The course consists of lectures and hands-on exercises, allowing the participants to understand in-depth the technical problems related to HADs and their potential solutions. The course is multi-disciplinary, focusing on applying theoretical results to real-world problems and practical do's and don'ts.



Course content

The course has three main parts.

The first part is a short introductory part, which lays the foundation for the rest of the course, covering fundamental topics such as auditory perception (normal and impaired hearing) and a discussion of the basic principles of HADs. 

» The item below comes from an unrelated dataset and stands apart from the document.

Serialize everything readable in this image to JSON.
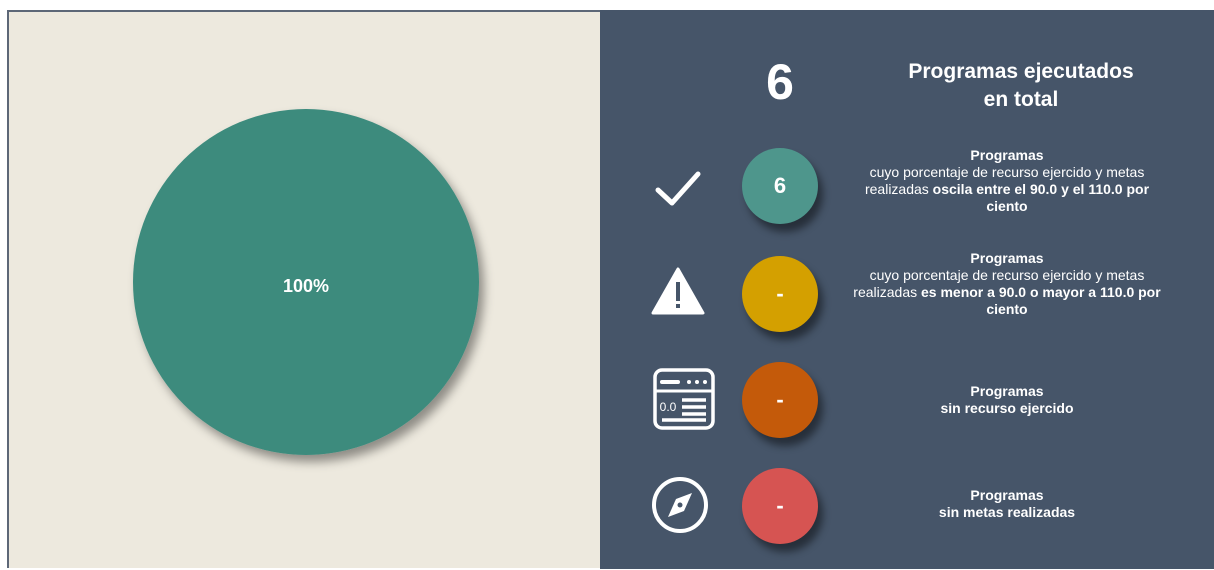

The second part provides an overview of fundamental signal processing problems encountered in HADs, and an in-depth treatment of state-of-the-art solutions. These include methods for beamforming and noise reduction, direction-of-arrival estimation, voice activity detection, feedback control, hearing loss compensation, etc. Furthermore, an overview is given of important methodologies for evaluating HADs in particular related to speech intelligibility and listening effort. 

The third part of the course presents emerging technologies for HADs.

While the course focuses on HAD applications, many of the discussed techniques are general and find use in the much broader field of general sound processing.

The course also bridges the gap between theoretical background and practical/robust application.

Important information concerning PhD courses: We have over some time experienced problems with no-show for both project and general courses. It has now reached a point where we are forced to take action. Therefore, the Doctoral School has decided to introduce a no-show fee of DKK 3000 for each course where the student does not show up. Cancellations are accepted no later than 2 weeks before start of the course. Registered illness is of course an acceptable reason for not showing up on those days. Furthermore, all courses open for registration approximately four months before start. This can hopefully also provide new students a chance to register for courses during the year. We look forward to your registrations.